> **What the exercise asks**: Please return all of the records verbatim, with the pictures omitted.

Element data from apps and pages

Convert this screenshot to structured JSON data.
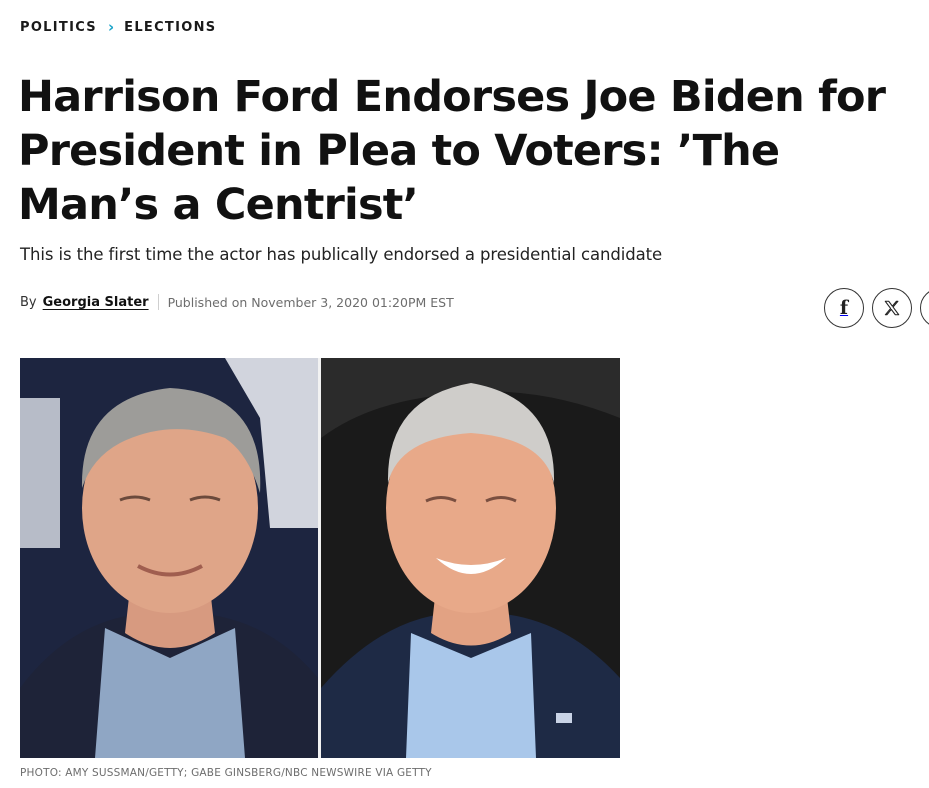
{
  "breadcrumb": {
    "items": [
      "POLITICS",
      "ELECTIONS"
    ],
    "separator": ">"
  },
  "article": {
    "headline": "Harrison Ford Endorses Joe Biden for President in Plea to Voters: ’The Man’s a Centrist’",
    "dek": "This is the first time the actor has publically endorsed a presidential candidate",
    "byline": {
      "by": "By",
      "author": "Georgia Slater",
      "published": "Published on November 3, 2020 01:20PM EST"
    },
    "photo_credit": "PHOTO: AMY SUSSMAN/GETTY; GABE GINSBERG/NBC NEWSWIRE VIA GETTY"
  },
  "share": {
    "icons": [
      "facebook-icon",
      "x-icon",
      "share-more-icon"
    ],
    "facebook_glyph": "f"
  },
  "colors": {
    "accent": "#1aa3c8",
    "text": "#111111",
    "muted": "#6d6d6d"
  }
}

> **Answer**:
Convert this screenshot to structured JSON data.
{
  "breadcrumb": {
    "items": [
      "POLITICS",
      "ELECTIONS"
    ],
    "separator": ">"
  },
  "article": {
    "headline": "Harrison Ford Endorses Joe Biden for President in Plea to Voters: ’The Man’s a Centrist’",
    "dek": "This is the first time the actor has publically endorsed a presidential candidate",
    "byline": {
      "by": "By",
      "author": "Georgia Slater",
      "published": "Published on November 3, 2020 01:20PM EST"
    },
    "photo_credit": "PHOTO: AMY SUSSMAN/GETTY; GABE GINSBERG/NBC NEWSWIRE VIA GETTY"
  },
  "share": {
    "icons": [
      "facebook-icon",
      "x-icon",
      "share-more-icon"
    ],
    "facebook_glyph": "f"
  },
  "colors": {
    "accent": "#1aa3c8",
    "text": "#111111",
    "muted": "#6d6d6d"
  }
}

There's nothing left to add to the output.